(Data about app and page elements)
· · · ·
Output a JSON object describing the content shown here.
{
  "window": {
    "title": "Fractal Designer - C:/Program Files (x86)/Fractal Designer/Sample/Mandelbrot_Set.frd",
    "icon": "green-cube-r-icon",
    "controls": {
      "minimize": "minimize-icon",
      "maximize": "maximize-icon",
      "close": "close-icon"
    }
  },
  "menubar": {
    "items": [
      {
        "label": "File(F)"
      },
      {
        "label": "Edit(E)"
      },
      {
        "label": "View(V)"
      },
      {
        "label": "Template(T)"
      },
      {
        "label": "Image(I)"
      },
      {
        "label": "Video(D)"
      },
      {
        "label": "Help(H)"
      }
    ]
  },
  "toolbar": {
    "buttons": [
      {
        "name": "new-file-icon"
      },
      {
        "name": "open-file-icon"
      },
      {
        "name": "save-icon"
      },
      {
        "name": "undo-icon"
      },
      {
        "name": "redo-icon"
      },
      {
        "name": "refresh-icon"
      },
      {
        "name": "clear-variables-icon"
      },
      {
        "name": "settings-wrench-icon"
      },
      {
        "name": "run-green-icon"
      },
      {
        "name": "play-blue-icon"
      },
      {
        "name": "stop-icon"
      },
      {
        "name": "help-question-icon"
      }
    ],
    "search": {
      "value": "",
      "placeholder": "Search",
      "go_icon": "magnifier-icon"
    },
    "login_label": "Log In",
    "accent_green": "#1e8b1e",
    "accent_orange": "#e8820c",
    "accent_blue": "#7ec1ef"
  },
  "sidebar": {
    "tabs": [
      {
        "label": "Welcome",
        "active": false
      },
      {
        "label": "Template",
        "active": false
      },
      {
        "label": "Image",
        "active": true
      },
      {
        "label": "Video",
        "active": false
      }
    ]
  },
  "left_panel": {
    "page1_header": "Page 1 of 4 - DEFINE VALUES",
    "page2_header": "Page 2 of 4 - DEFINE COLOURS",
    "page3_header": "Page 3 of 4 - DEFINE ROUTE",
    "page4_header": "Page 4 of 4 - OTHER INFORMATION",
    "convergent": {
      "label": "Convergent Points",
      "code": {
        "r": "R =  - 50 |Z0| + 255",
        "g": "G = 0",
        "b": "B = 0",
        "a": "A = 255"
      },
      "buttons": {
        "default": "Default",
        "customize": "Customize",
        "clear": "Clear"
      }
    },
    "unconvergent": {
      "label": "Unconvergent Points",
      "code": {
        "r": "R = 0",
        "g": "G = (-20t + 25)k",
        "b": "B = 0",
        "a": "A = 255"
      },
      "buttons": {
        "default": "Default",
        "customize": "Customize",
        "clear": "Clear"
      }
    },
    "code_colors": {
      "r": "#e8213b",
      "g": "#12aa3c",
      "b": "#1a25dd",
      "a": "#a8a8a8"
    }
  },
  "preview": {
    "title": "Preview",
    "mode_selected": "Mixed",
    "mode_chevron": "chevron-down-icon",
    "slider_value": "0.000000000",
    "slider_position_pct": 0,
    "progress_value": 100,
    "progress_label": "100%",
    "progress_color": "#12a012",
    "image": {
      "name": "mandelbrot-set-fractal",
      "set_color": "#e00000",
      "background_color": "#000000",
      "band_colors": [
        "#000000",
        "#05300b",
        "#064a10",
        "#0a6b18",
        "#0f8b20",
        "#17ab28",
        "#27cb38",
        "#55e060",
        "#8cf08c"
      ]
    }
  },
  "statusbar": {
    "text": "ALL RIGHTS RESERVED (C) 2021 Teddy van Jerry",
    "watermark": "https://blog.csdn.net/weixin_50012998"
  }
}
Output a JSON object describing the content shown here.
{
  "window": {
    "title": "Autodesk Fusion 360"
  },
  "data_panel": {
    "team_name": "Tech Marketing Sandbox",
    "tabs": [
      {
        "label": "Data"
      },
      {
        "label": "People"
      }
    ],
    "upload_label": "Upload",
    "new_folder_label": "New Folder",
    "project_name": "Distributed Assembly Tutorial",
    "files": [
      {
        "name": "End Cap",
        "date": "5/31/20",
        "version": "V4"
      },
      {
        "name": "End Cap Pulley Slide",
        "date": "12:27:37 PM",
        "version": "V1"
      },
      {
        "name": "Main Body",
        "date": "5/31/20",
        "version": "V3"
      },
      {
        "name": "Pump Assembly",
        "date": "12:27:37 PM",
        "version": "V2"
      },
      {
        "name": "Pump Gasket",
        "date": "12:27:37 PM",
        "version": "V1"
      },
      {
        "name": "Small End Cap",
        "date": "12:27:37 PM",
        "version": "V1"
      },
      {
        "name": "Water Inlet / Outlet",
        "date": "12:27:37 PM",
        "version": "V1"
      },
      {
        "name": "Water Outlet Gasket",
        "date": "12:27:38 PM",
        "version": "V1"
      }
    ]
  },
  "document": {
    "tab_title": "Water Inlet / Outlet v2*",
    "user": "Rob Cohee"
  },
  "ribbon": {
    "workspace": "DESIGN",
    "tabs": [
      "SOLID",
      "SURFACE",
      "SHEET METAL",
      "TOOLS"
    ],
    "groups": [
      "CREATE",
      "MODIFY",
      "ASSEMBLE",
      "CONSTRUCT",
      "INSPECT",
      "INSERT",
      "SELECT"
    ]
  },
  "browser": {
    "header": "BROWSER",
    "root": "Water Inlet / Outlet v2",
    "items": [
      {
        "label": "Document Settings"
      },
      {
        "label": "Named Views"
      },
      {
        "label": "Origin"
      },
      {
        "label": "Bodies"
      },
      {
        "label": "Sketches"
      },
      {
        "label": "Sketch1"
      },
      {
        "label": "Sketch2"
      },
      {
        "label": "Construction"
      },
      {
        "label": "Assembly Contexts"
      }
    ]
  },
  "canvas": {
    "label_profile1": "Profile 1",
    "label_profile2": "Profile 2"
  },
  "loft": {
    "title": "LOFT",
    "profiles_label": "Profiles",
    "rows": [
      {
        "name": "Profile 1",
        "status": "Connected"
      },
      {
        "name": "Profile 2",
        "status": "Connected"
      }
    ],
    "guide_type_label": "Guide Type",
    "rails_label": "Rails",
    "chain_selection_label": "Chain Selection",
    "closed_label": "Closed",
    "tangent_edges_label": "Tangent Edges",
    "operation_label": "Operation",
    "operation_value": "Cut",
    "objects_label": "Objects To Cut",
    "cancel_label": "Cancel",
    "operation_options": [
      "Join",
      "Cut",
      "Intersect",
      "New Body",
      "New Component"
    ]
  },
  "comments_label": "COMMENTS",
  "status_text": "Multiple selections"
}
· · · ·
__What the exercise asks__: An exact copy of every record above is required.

__Final answer__:
Output a JSON object describing the content shown here.
{
  "window": {
    "title": "Fractal Designer - C:/Program Files (x86)/Fractal Designer/Sample/Mandelbrot_Set.frd",
    "icon": "green-cube-r-icon",
    "controls": {
      "minimize": "minimize-icon",
      "maximize": "maximize-icon",
      "close": "close-icon"
    }
  },
  "menubar": {
    "items": [
      {
        "label": "File(F)"
      },
      {
        "label": "Edit(E)"
      },
      {
        "label": "View(V)"
      },
      {
        "label": "Template(T)"
      },
      {
        "label": "Image(I)"
      },
      {
        "label": "Video(D)"
      },
      {
        "label": "Help(H)"
      }
    ]
  },
  "toolbar": {
    "buttons": [
      {
        "name": "new-file-icon"
      },
      {
        "name": "open-file-icon"
      },
      {
        "name": "save-icon"
      },
      {
        "name": "undo-icon"
      },
      {
        "name": "redo-icon"
      },
      {
        "name": "refresh-icon"
      },
      {
        "name": "clear-variables-icon"
      },
      {
        "name": "settings-wrench-icon"
      },
      {
        "name": "run-green-icon"
      },
      {
        "name": "play-blue-icon"
      },
      {
        "name": "stop-icon"
      },
      {
        "name": "help-question-icon"
      }
    ],
    "search": {
      "value": "",
      "placeholder": "Search",
      "go_icon": "magnifier-icon"
    },
    "login_label": "Log In",
    "accent_green": "#1e8b1e",
    "accent_orange": "#e8820c",
    "accent_blue": "#7ec1ef"
  },
  "sidebar": {
    "tabs": [
      {
        "label": "Welcome",
        "active": false
      },
      {
        "label": "Template",
        "active": false
      },
      {
        "label": "Image",
        "active": true
      },
      {
        "label": "Video",
        "active": false
      }
    ]
  },
  "left_panel": {
    "page1_header": "Page 1 of 4 - DEFINE VALUES",
    "page2_header": "Page 2 of 4 - DEFINE COLOURS",
    "page3_header": "Page 3 of 4 - DEFINE ROUTE",
    "page4_header": "Page 4 of 4 - OTHER INFORMATION",
    "convergent": {
      "label": "Convergent Points",
      "code": {
        "r": "R =  - 50 |Z0| + 255",
        "g": "G = 0",
        "b": "B = 0",
        "a": "A = 255"
      },
      "buttons": {
        "default": "Default",
        "customize": "Customize",
        "clear": "Clear"
      }
    },
    "unconvergent": {
      "label": "Unconvergent Points",
      "code": {
        "r": "R = 0",
        "g": "G = (-20t + 25)k",
        "b": "B = 0",
        "a": "A = 255"
      },
      "buttons": {
        "default": "Default",
        "customize": "Customize",
        "clear": "Clear"
      }
    },
    "code_colors": {
      "r": "#e8213b",
      "g": "#12aa3c",
      "b": "#1a25dd",
      "a": "#a8a8a8"
    }
  },
  "preview": {
    "title": "Preview",
    "mode_selected": "Mixed",
    "mode_chevron": "chevron-down-icon",
    "slider_value": "0.000000000",
    "slider_position_pct": 0,
    "progress_value": 100,
    "progress_label": "100%",
    "progress_color": "#12a012",
    "image": {
      "name": "mandelbrot-set-fractal",
      "set_color": "#e00000",
      "background_color": "#000000",
      "band_colors": [
        "#000000",
        "#05300b",
        "#064a10",
        "#0a6b18",
        "#0f8b20",
        "#17ab28",
        "#27cb38",
        "#55e060",
        "#8cf08c"
      ]
    }
  },
  "statusbar": {
    "text": "ALL RIGHTS RESERVED (C) 2021 Teddy van Jerry",
    "watermark": "https://blog.csdn.net/weixin_50012998"
  }
}
Output a JSON object describing the content shown here.
{
  "window": {
    "title": "Autodesk Fusion 360"
  },
  "data_panel": {
    "team_name": "Tech Marketing Sandbox",
    "tabs": [
      {
        "label": "Data"
      },
      {
        "label": "People"
      }
    ],
    "upload_label": "Upload",
    "new_folder_label": "New Folder",
    "project_name": "Distributed Assembly Tutorial",
    "files": [
      {
        "name": "End Cap",
        "date": "5/31/20",
        "version": "V4"
      },
      {
        "name": "End Cap Pulley Slide",
        "date": "12:27:37 PM",
        "version": "V1"
      },
      {
        "name": "Main Body",
        "date": "5/31/20",
        "version": "V3"
      },
      {
        "name": "Pump Assembly",
        "date": "12:27:37 PM",
        "version": "V2"
      },
      {
        "name": "Pump Gasket",
        "date": "12:27:37 PM",
        "version": "V1"
      },
      {
        "name": "Small End Cap",
        "date": "12:27:37 PM",
        "version": "V1"
      },
      {
        "name": "Water Inlet / Outlet",
        "date": "12:27:37 PM",
        "version": "V1"
      },
      {
        "name": "Water Outlet Gasket",
        "date": "12:27:38 PM",
        "version": "V1"
      }
    ]
  },
  "document": {
    "tab_title": "Water Inlet / Outlet v2*",
    "user": "Rob Cohee"
  },
  "ribbon": {
    "workspace": "DESIGN",
    "tabs": [
      "SOLID",
      "SURFACE",
      "SHEET METAL",
      "TOOLS"
    ],
    "groups": [
      "CREATE",
      "MODIFY",
      "ASSEMBLE",
      "CONSTRUCT",
      "INSPECT",
      "INSERT",
      "SELECT"
    ]
  },
  "browser": {
    "header": "BROWSER",
    "root": "Water Inlet / Outlet v2",
    "items": [
      {
        "label": "Document Settings"
      },
      {
        "label": "Named Views"
      },
      {
        "label": "Origin"
      },
      {
        "label": "Bodies"
      },
      {
        "label": "Sketches"
      },
      {
        "label": "Sketch1"
      },
      {
        "label": "Sketch2"
      },
      {
        "label": "Construction"
      },
      {
        "label": "Assembly Contexts"
      }
    ]
  },
  "canvas": {
    "label_profile1": "Profile 1",
    "label_profile2": "Profile 2"
  },
  "loft": {
    "title": "LOFT",
    "profiles_label": "Profiles",
    "rows": [
      {
        "name": "Profile 1",
        "status": "Connected"
      },
      {
        "name": "Profile 2",
        "status": "Connected"
      }
    ],
    "guide_type_label": "Guide Type",
    "rails_label": "Rails",
    "chain_selection_label": "Chain Selection",
    "closed_label": "Closed",
    "tangent_edges_label": "Tangent Edges",
    "operation_label": "Operation",
    "operation_value": "Cut",
    "objects_label": "Objects To Cut",
    "cancel_label": "Cancel",
    "operation_options": [
      "Join",
      "Cut",
      "Intersect",
      "New Body",
      "New Component"
    ]
  },
  "comments_label": "COMMENTS",
  "status_text": "Multiple selections"
}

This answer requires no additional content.